Friday, April 25, 2014

What About the "Bang"?

The Big Bang theory was established from observations of the structure of the Universe and from theoretical considerations. Many people contributed its establishment, but the one person who first proposed the Big Bang itself was Monseigneur Lemaitre, a Belgian Roman Catholic priest, astronomer and professor of physics. Lemaitre saw that the Universe is expanding and noted that if one works backwards, the Universe must have come from one small region, the “primeval atom.” From this model arose many questions, one of them being: “Where did the Universe come from?” Many theories have attempted to explain why the Big Bang
occurred, but all none are convincing, and has left me wondering what is the truth.

In the process of finding an answer, a debate among two groups, theists and atheists, has progressively build up, with both proposing different arguments on what happened at the time of the “bang” or even before. Yet, up to now, no answer has been revealed.

Many ideas have been proposed. However, the two groups that stand out the most are: atheists, and theist. Atheists and theists have their own beliefs, and in order to prove that their beliefs are correct there must be concrete evidence that demonstrates what they propose is true.

Atheists generally rely on science to explain the natural world, but the key is that many theories lie outside the domain of scientific testability, and one cannot use the scientific method to evaluate them. Thus, one atheistic argument is presented in the book Atheism, Theism, and Big Bang Cosmology. Quentin Smith highlights two theological premises, “(1) If God exists and there is an earliest state E of the universe, then God created E. (2) If God created E, then E is ensured either to contain animate creatures or to lead to a subsequent state of the universe that contains animate creatures.” With the use of the two theological premises Smith provides 6 other premises in order to argue that God could not have created the earliest state of the universe. And with all premises together Smith comes to the conclusion that if this cosmology is true, our Universe exists without cause and without explanation, believing that the origin of our Universe does not need divine intervention.

In the other hand, theists are certain that divine intervention created the Universe. Theists believe that nothing can cause itself, and since the string of causes can’t be indefinitely long, there must be a first cause, God. As stated by William Lane Craig, “1) Whatever begins to exist has a cause of its existence. 2) The Universe began to exist. 3) Therefore, the universe has a cause of its existence.”

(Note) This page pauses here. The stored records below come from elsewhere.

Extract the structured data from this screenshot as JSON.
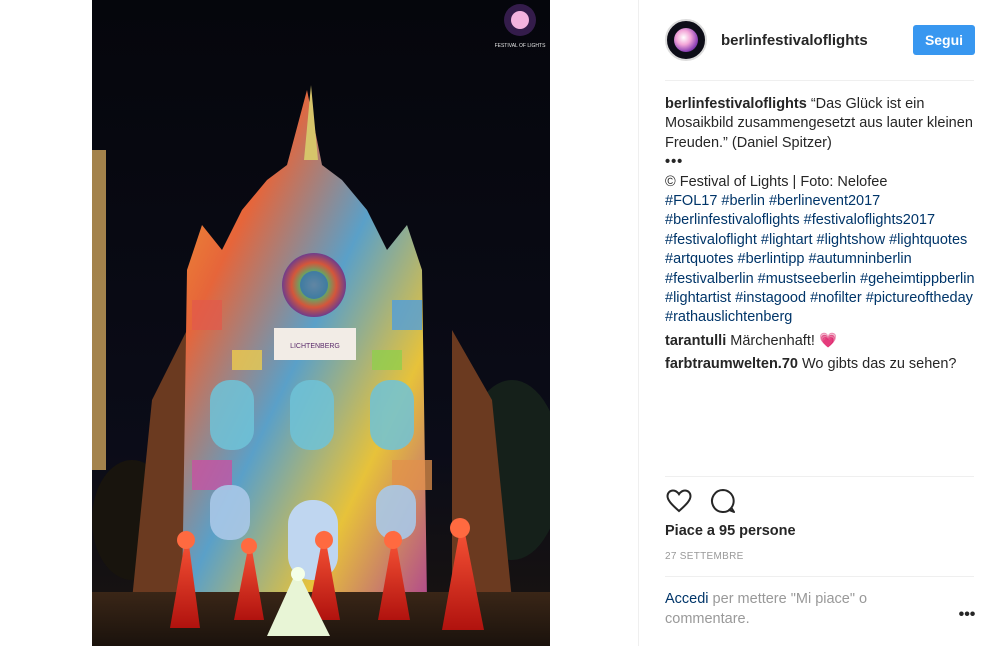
{
  "photo": {
    "watermark_text": "FESTIVAL OF LIGHTS",
    "banner_text": "LICHTENBERG"
  },
  "post": {
    "username": "berlinfestivaloflights",
    "follow_label": "Segui",
    "caption": {
      "author": "berlinfestivaloflights",
      "quote": "“Das Glück ist ein Mosaikbild zusammengesetzt aus lauter kleinen Freuden.” (Daniel Spitzer)",
      "dots": "•••",
      "credit": "© Festival of Lights | Foto: Nelofee",
      "hashtags": "#FOL17 #berlin #berlinevent2017 #berlinfestivaloflights #festivaloflights2017 #festivaloflight #lightart #lightshow #lightquotes #artquotes #berlintipp #autumninberlin #festivalberlin #mustseeberlin #geheimtippberlin #lightartist #instagood #nofilter #pictureoftheday #rathauslichtenberg"
    },
    "comments": [
      {
        "author": "tarantulli",
        "text": "Märchenhaft!",
        "emoji": "💗"
      },
      {
        "author": "farbtraumwelten.70",
        "text": "Wo gibts das zu sehen?"
      }
    ],
    "likes_text": "Piace a 95 persone",
    "date": "27 SETTEMBRE",
    "login_link": "Accedi",
    "login_rest": " per mettere \"Mi piace\" o commentare.",
    "more_label": "•••"
  },
  "icons": {
    "like": "heart-outline-icon",
    "comment": "speech-bubble-icon",
    "more": "ellipsis-icon"
  },
  "colors": {
    "link": "#003569",
    "follow": "#3897f0",
    "muted": "#999999"
  }
}
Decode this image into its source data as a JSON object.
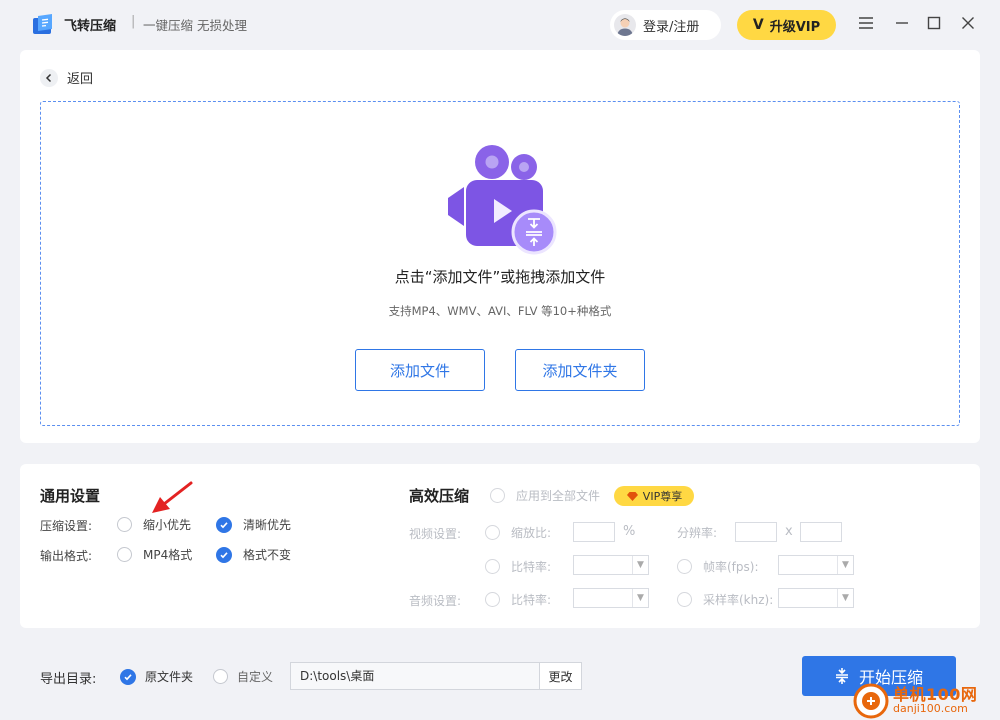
{
  "app": {
    "title": "飞转压缩",
    "separator": "|",
    "subtitle": "一键压缩 无损处理",
    "login_label": "登录/注册",
    "vip_mark": "V",
    "vip_label": "升级VIP"
  },
  "window_icons": [
    "menu-icon",
    "minimize-icon",
    "maximize-icon",
    "close-icon"
  ],
  "upload": {
    "back_label": "返回",
    "drop_title": "点击“添加文件”或拖拽添加文件",
    "drop_hint": "支持MP4、WMV、AVI、FLV 等10+种格式",
    "add_file_label": "添加文件",
    "add_folder_label": "添加文件夹"
  },
  "general": {
    "title": "通用设置",
    "compress_label": "压缩设置:",
    "compress_options": [
      {
        "label": "缩小优先",
        "checked": false
      },
      {
        "label": "清晰优先",
        "checked": true
      }
    ],
    "format_label": "输出格式:",
    "format_options": [
      {
        "label": "MP4格式",
        "checked": false
      },
      {
        "label": "格式不变",
        "checked": true
      }
    ]
  },
  "efficient": {
    "title": "高效压缩",
    "apply_all_label": "应用到全部文件",
    "vip_badge": "VIP尊享",
    "video_label": "视频设置:",
    "scale_label": "缩放比:",
    "percent_unit": "%",
    "resolution_label": "分辨率:",
    "resolution_x": "x",
    "bitrate_label": "比特率:",
    "fps_label": "帧率(fps):",
    "audio_label": "音频设置:",
    "audio_bitrate_label": "比特率:",
    "sample_rate_label": "采样率(khz):"
  },
  "output": {
    "label": "导出目录:",
    "original_label": "原文件夹",
    "original_checked": true,
    "custom_label": "自定义",
    "custom_checked": false,
    "path_value": "D:\\tools\\桌面",
    "change_label": "更改",
    "start_label": "开始压缩"
  },
  "watermark": {
    "name": "单机100网",
    "url": "danji100.com"
  },
  "colors": {
    "accent": "#2f76e6",
    "vip": "#ffd843",
    "dropzone_border": "#5b8ff0",
    "video_icon": "#8a63e8",
    "annotation_arrow": "#e32222"
  }
}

Moreover, what happened before and who/what initiated the Big bang is still in debate. And after thoughtful consideration, I believe that one day we will be able to gain evidence of what initiated the “bang.” But we will have to wait. Maybe years, decades, or centuries…
Dalia Dorantes